Work through the data below and copy out every line where "highest" is found.

※

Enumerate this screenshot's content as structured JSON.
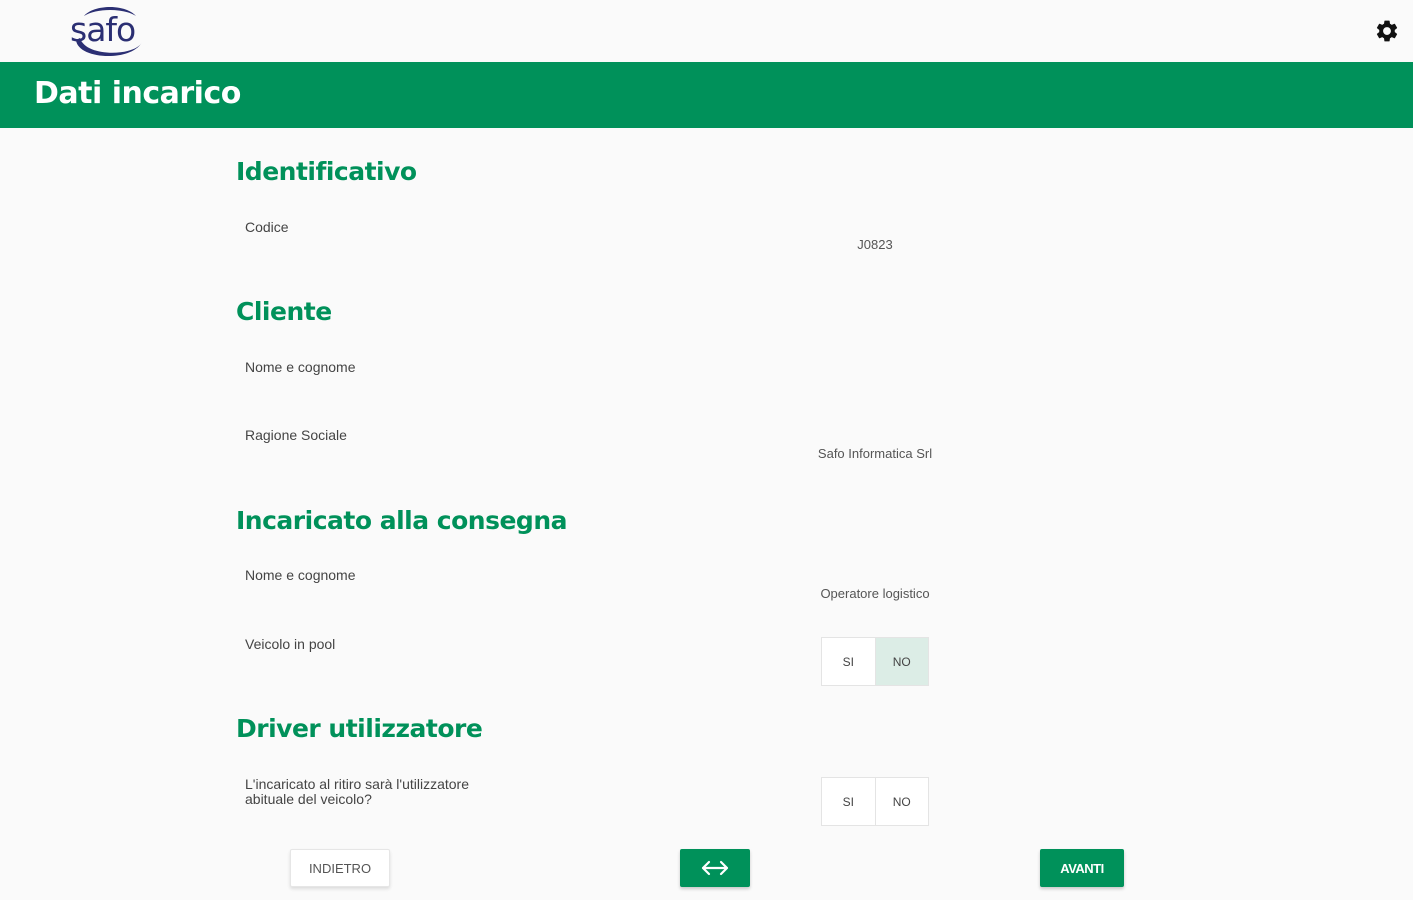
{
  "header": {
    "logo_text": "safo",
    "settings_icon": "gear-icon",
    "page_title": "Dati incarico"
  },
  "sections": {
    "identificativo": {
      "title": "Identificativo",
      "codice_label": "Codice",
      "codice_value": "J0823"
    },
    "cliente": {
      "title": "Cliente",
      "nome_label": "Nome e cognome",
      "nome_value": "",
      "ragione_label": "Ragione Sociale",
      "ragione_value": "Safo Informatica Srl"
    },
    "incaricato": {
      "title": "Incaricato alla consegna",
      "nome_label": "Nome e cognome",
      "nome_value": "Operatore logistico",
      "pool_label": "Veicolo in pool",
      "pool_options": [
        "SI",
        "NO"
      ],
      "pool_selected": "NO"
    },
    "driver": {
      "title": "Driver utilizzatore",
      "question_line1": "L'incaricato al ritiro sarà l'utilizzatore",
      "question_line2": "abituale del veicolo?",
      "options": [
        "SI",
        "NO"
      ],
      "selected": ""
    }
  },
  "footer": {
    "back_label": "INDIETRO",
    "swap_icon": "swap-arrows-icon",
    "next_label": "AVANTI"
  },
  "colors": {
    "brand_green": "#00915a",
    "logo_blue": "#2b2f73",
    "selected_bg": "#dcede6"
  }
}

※

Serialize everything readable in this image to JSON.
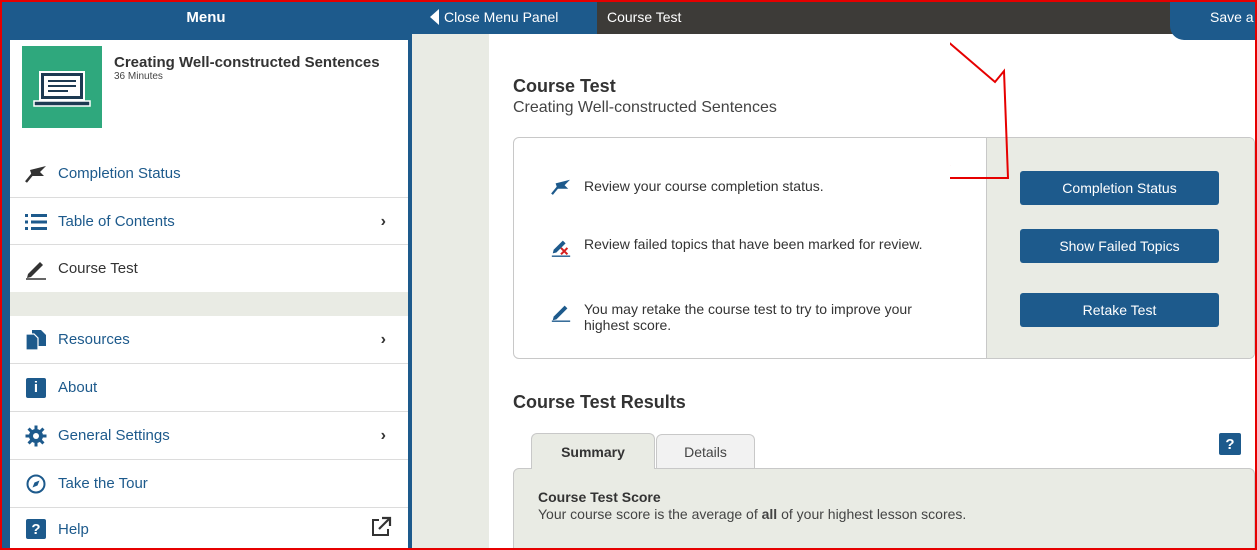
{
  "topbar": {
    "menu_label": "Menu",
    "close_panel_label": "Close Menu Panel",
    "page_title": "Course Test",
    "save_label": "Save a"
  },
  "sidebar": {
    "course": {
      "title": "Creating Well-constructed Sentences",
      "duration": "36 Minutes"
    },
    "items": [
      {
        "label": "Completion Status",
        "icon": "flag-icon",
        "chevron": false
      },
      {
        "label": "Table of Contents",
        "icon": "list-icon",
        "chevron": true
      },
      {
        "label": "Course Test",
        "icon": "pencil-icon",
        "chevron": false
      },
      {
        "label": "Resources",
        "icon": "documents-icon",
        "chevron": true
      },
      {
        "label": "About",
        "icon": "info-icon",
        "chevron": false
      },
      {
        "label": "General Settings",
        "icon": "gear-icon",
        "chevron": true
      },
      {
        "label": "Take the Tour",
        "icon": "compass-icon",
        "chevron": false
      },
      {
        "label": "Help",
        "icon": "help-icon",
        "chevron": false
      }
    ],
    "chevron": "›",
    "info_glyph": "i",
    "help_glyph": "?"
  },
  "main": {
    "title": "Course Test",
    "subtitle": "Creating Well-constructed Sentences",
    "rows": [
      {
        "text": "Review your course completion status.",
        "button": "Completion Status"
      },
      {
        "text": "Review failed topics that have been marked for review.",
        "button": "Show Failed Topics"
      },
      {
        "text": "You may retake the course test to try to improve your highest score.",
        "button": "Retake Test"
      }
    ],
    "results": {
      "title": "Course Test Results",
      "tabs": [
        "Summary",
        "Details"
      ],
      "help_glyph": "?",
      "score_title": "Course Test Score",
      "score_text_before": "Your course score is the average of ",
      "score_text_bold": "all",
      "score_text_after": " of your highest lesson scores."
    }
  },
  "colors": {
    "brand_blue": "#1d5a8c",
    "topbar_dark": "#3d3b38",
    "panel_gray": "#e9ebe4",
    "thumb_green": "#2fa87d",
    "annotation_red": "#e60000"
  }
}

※

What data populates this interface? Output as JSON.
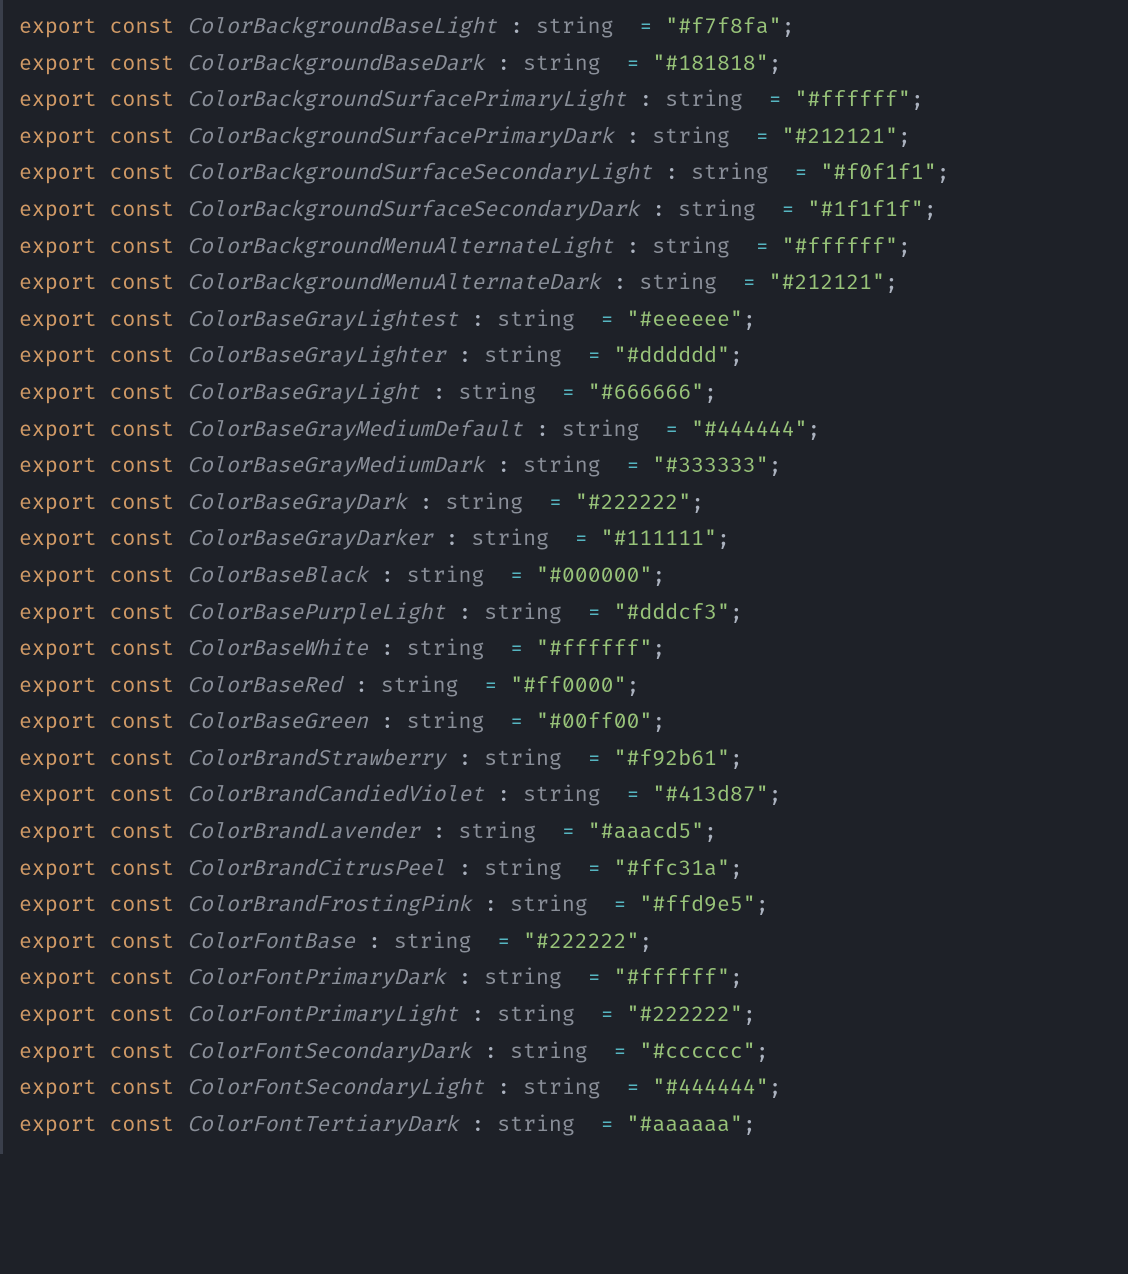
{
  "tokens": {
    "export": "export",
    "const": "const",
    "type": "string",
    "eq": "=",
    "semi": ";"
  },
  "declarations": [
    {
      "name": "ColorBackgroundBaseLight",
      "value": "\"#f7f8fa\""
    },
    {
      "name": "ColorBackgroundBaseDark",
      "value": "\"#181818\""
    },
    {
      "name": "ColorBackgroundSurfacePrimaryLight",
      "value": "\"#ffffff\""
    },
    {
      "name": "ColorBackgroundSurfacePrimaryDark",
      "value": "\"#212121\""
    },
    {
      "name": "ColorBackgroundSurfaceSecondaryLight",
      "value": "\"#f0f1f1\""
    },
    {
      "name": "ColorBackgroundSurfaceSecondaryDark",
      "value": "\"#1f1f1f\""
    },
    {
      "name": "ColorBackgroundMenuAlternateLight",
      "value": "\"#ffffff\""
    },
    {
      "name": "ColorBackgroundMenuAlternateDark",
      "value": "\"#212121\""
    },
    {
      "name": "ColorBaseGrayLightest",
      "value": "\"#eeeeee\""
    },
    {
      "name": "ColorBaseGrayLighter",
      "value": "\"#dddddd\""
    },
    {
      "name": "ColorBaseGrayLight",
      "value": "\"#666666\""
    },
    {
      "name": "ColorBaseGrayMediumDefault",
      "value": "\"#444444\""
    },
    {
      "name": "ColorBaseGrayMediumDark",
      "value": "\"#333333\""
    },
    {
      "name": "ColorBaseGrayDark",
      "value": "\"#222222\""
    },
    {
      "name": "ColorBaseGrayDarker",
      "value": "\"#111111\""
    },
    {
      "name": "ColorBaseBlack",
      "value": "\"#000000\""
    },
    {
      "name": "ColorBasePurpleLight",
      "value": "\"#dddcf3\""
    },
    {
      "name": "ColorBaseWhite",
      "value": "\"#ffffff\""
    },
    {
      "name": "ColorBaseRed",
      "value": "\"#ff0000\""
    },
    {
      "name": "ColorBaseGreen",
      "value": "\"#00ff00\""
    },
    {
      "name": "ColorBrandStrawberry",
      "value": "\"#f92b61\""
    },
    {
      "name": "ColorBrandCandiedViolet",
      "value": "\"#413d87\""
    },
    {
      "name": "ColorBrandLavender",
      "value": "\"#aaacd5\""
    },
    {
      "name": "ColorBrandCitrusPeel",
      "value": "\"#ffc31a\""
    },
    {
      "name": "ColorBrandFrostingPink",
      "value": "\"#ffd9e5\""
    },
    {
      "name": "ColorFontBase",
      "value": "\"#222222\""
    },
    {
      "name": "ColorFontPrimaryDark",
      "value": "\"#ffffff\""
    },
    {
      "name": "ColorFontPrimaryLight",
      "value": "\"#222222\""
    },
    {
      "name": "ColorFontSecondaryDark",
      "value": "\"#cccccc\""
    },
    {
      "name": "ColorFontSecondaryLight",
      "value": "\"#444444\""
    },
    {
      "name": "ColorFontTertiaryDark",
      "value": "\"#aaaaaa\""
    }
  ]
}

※

* Problem solution
        "text": "You may retake the course test to try to improve your highest score.",
      "score_text_after": " of your highest lesson scores."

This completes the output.